In the elementary school teacher example, the Market-only frame continually pushes for eliminating the public school (public property) system and replacing it with vouchers that can be used in private schools. In said cases, the Market-only frame is even asking that tax dollars (again, the voucher notion) be used to support private schools, to make private property in schools profitable while the public school slowly dies. It is all about the money, all about price P with little regard to value V, the latter often better served with at least some public property (like in ensuring every child has at least some rudimentary understanding of basics like math, English, and science).

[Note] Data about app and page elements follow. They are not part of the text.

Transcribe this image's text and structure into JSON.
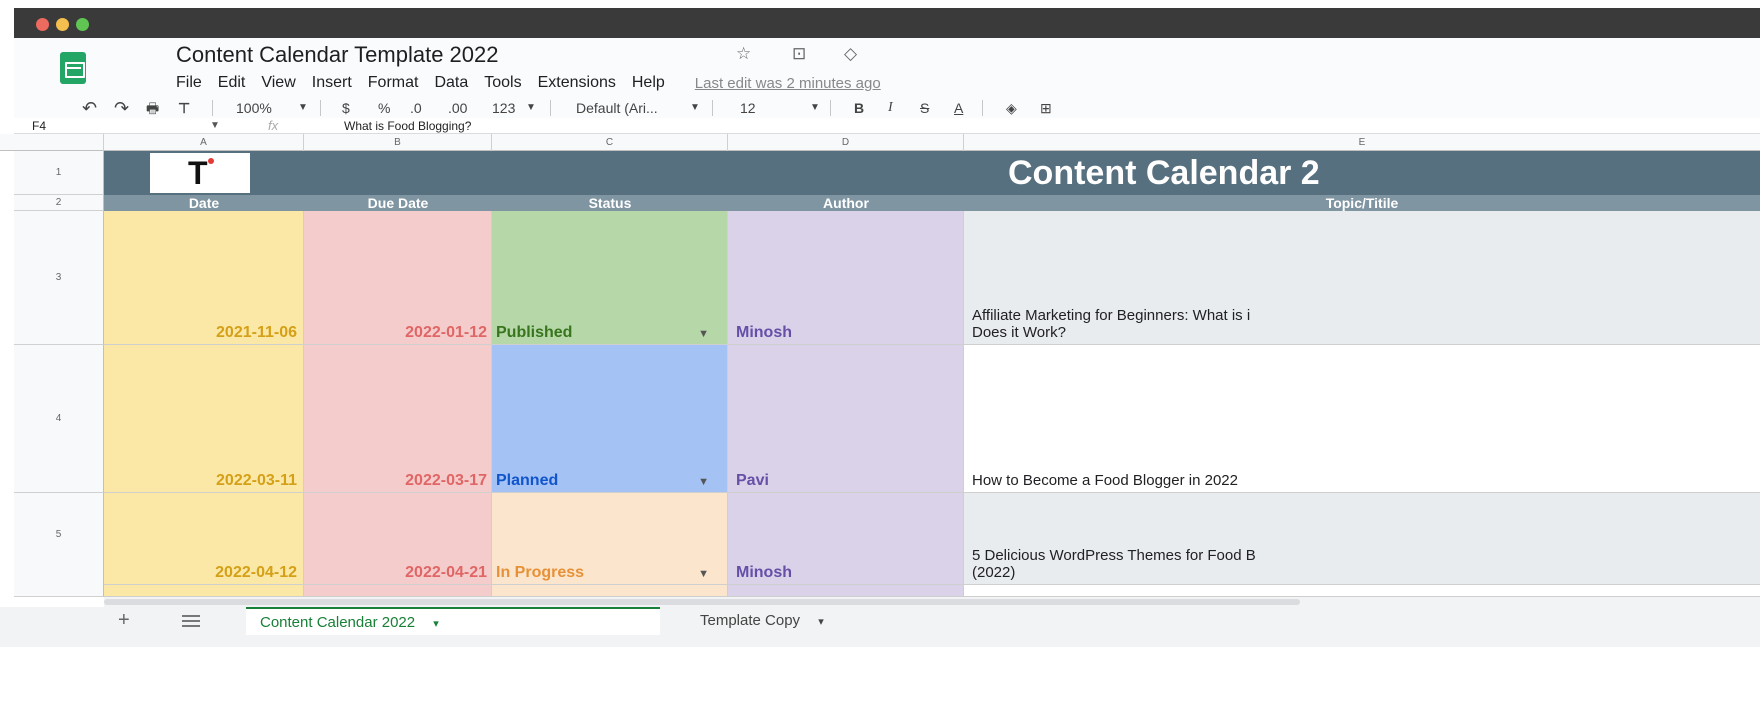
{
  "window": {
    "traffic_lights": [
      "#ed6a5e",
      "#f5bf4f",
      "#61c554"
    ]
  },
  "header": {
    "app_icon": "sheets-icon",
    "title": "Content Calendar Template 2022",
    "title_icons": [
      "star-icon",
      "move-folder-icon",
      "cloud-status-icon"
    ],
    "title_icon_glyphs": [
      "☆",
      "⊡",
      "◇"
    ],
    "menu": [
      "File",
      "Edit",
      "View",
      "Insert",
      "Format",
      "Data",
      "Tools",
      "Extensions",
      "Help"
    ],
    "last_edit": "Last edit was 2 minutes ago"
  },
  "toolbar": {
    "undo": "↶",
    "redo": "↷",
    "print": "🖶",
    "paint_format": "⊤",
    "zoom": "100%",
    "currency": "$",
    "percent": "%",
    "decrease_decimal": ".0",
    "increase_decimal": ".00",
    "more_formats": "123",
    "font": "Default (Ari...",
    "font_size": "12",
    "bold": "B",
    "italic": "I",
    "strikethrough": "S",
    "text_color": "A",
    "fill_icon": "◈",
    "borders_icon": "⊞"
  },
  "formula_bar": {
    "name_box": "F4",
    "fx": "fx",
    "value": "What is Food Blogging?"
  },
  "columns": [
    "A",
    "B",
    "C",
    "D",
    "E"
  ],
  "rows": [
    "1",
    "2",
    "3",
    "4",
    "5"
  ],
  "sheet": {
    "banner_title": "Content Calendar 2",
    "logo_letter": "T",
    "headers": {
      "date": "Date",
      "due_date": "Due Date",
      "status": "Status",
      "author": "Author",
      "topic": "Topic/Titile"
    },
    "entries": [
      {
        "date": "2021-11-06",
        "due": "2022-01-12",
        "status": "Published",
        "author": "Minosh",
        "topic_line1": "Affiliate Marketing for Beginners: What is i",
        "topic_line2": "Does it Work?"
      },
      {
        "date": "2022-03-11",
        "due": "2022-03-17",
        "status": "Planned",
        "author": "Pavi",
        "topic_line1": "How to Become a Food Blogger in 2022",
        "topic_line2": ""
      },
      {
        "date": "2022-04-12",
        "due": "2022-04-21",
        "status": "In Progress",
        "author": "Minosh",
        "topic_line1": "5 Delicious WordPress Themes for Food B",
        "topic_line2": "(2022)"
      }
    ],
    "colors": {
      "date_bg": "#fce8a6",
      "date_text": "#d4a017",
      "due_bg": "#f4cccc",
      "due_text": "#e06666",
      "published_bg": "#b6d7a8",
      "published_text": "#38761d",
      "planned_bg": "#a4c2f4",
      "planned_text": "#1155cc",
      "inprogress_bg": "#fce5cd",
      "inprogress_text": "#e69138",
      "author_bg": "#d9d2e9",
      "author_text": "#674ea7",
      "topic_bg": "#e9ecef"
    }
  },
  "sheet_tabs": {
    "add": "+",
    "active": "Content Calendar 2022",
    "other": "Template Copy",
    "caret": "▾"
  }
}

So, as Hansen, (2015, p. 67) says it “(the Macpherson concept of ) the net transfer of powers constitutes an important link between the analysis of possessive individualism and the development and elaboration of his theory of democracy. So, the challenge in balancing and perhaps synthesizing Possessive Individualism with Developmental Democracy hinges heavily on the balance in private&public-property: The former requires more private property, the latter more public property. A synthesis sees the jointness, each dependent upon the other, and seeks the best balance.


Political Science Framing: Contemporary Applications of the Possessive Individualism and Developmental Democracy Framework (after Cunningham, 2019)


Consumerism, commodification of nearly everything, unbounded acquisitiveness, fixation on private property—C.B. Macpherson saw all these things as distinctive features of life and work in the modern world. Contrary to those who think that they have their roots in human nature, Macpherson devoted his entire scholarly career to showing that they are products of a specific sort of society, namely, one dominated by a capitalist market, to which he proposed an alternative mode of life and work based on a form of robust democracy (Cunningham, 2019, p. 11).


Metaeconomics, too, sees the nature of human nature as substantively different from that favored in a Market-only society. Such a society sees only t